He then decided to enter politics and ran for governor in 1928 under the banner of his beloved Republican Party. Campaigning on a staunchly pro-commerce platform, he came closer to victory than any other post-Reconstruction Republican ever had, but lost all the same.
Howey continued devoting his time to building the Florida GOP into a viable statewide entity, especially with the incoming waves of affluent new residents from north of the Mason-Dixon line. Unfortunately, native Dixiecrats despised his stances on social issues, especially the elimination of poll taxes, a move which would have given the black community a chance to vote. Howey quickly became poison with right-wingers, despite being one of America's foremost fiscal conservatives. He ran for governor again in 1932, but was defeated in a rout.

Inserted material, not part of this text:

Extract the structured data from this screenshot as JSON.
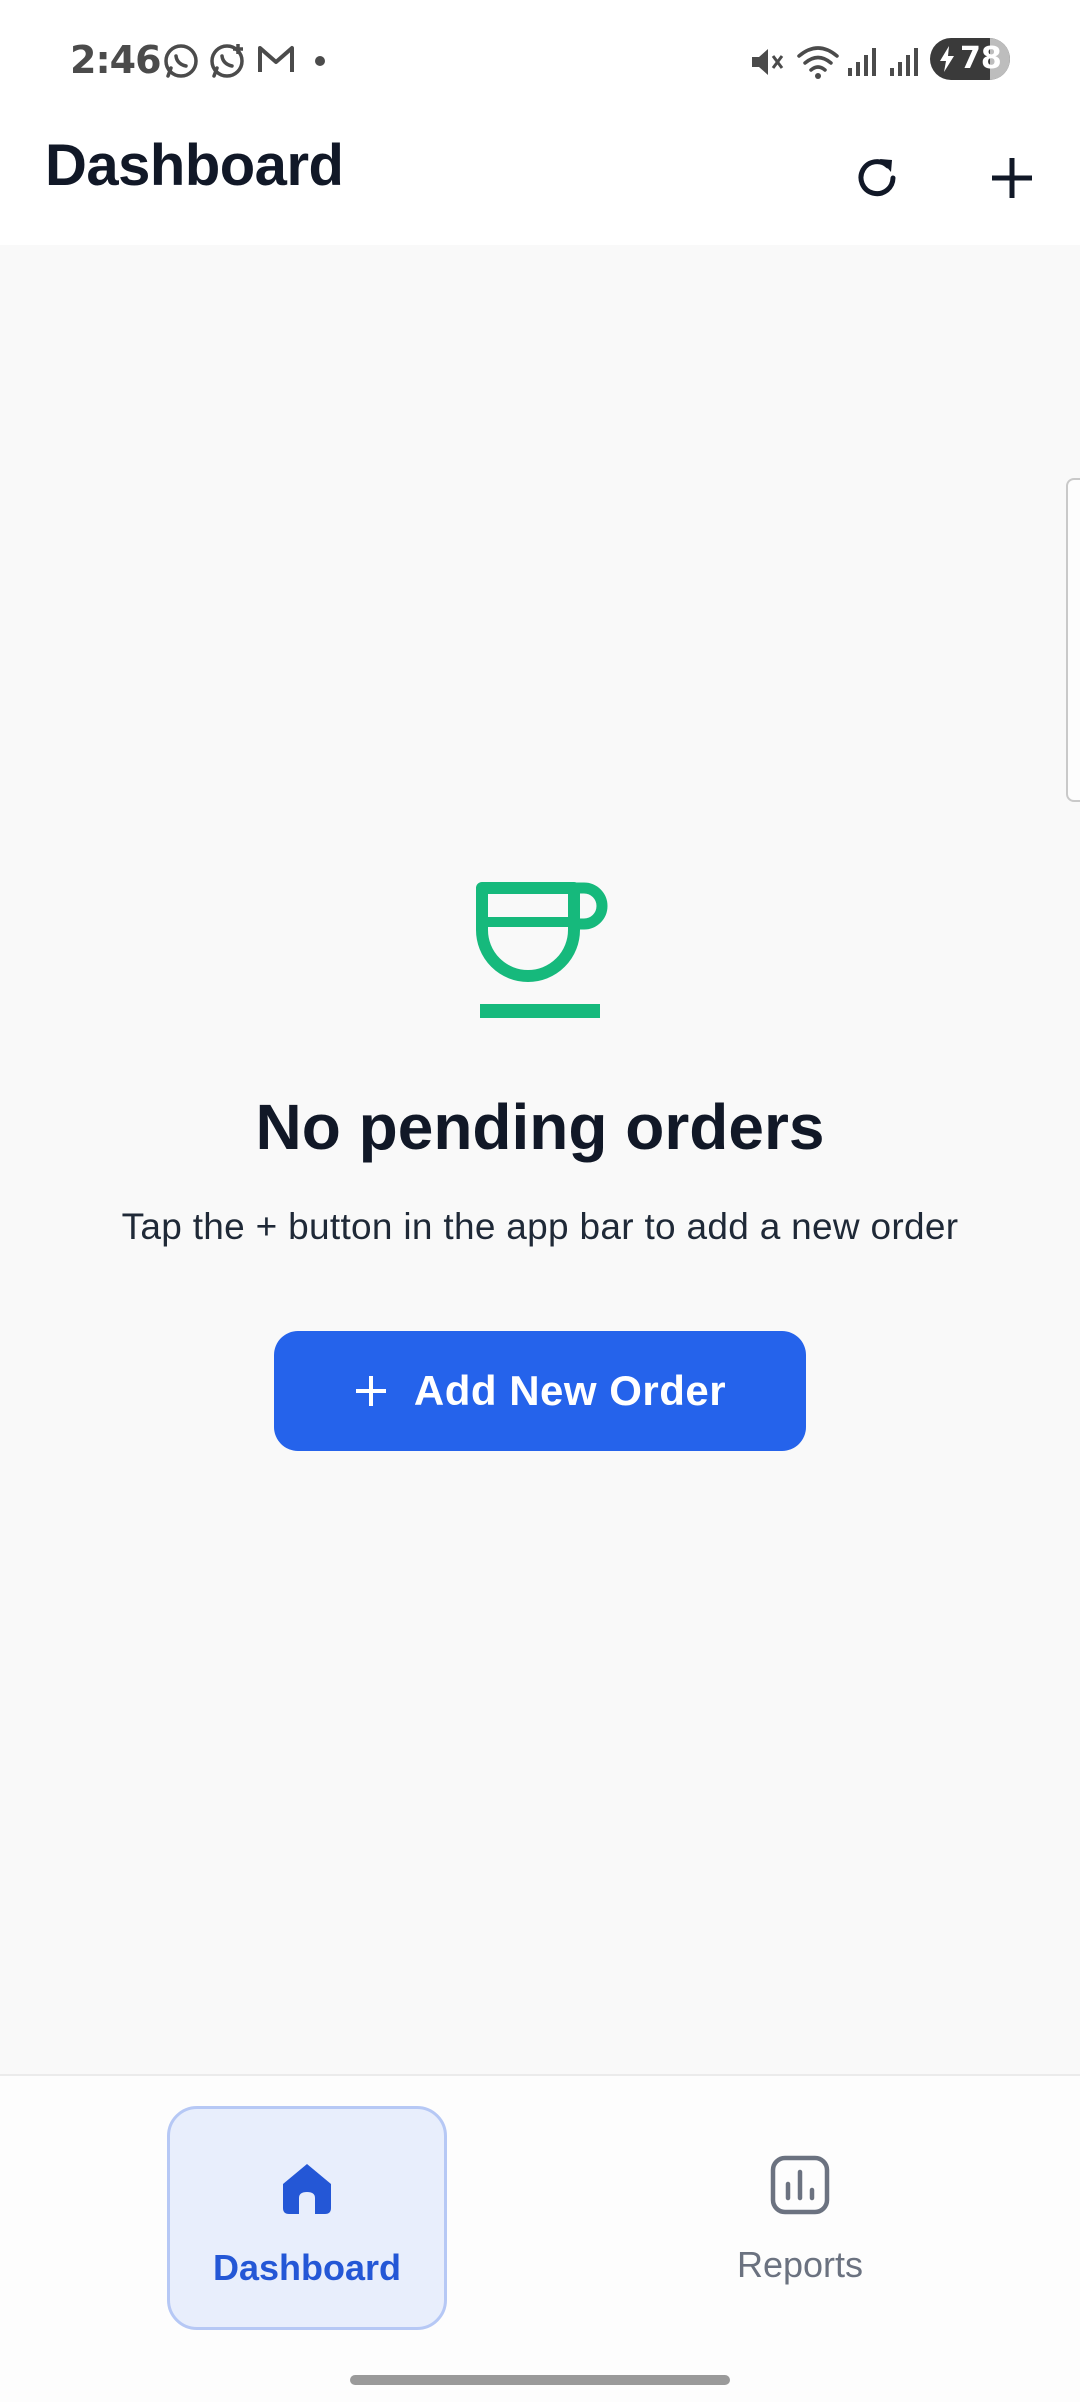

The Great Depression hit Howey very hard, but not nearly as hard as many of his counterparts. Combined with the earlier land bust, his fortunes declined in marketing citrus or homes way from home. He did manage to sell a great deal of his holdings beforehand, however, and built a castle-like estate which stands to this day. While he never did go completely broke, he witnessed firsthand the life and death cycle of speculation, a cycle which would be repeated with disastrous results over seventy years later. Howey died of a heart attack on June 7, 1938, at the age of 62. He was interred in his family mausoleum, located on the grounds of his estate.
It is terribly unfortunate that, after his passing, his legacy was soon forgotten. Howey set the bar for citrus farming and sales, as well as for practical business ethics merged with an unyielding sense of character. As a cutting edge industrialist, he lived the American Dream with a passion. His political hallmark was founding the Southern Eisenhower-Rockefeller wing of the Republican Party. By anyone's standards, these are astounding feats. In the face of financial meltdown or crushing electoral defeat, while others would have become human chameleons, he refused to betray his conscience and in an always reasonable fashion stood strong for his principles.
Truly, America's contemporary economic and political arenas need more individuals like him. Howey was a credit to the nation, and deserves to be remembered as nothing less.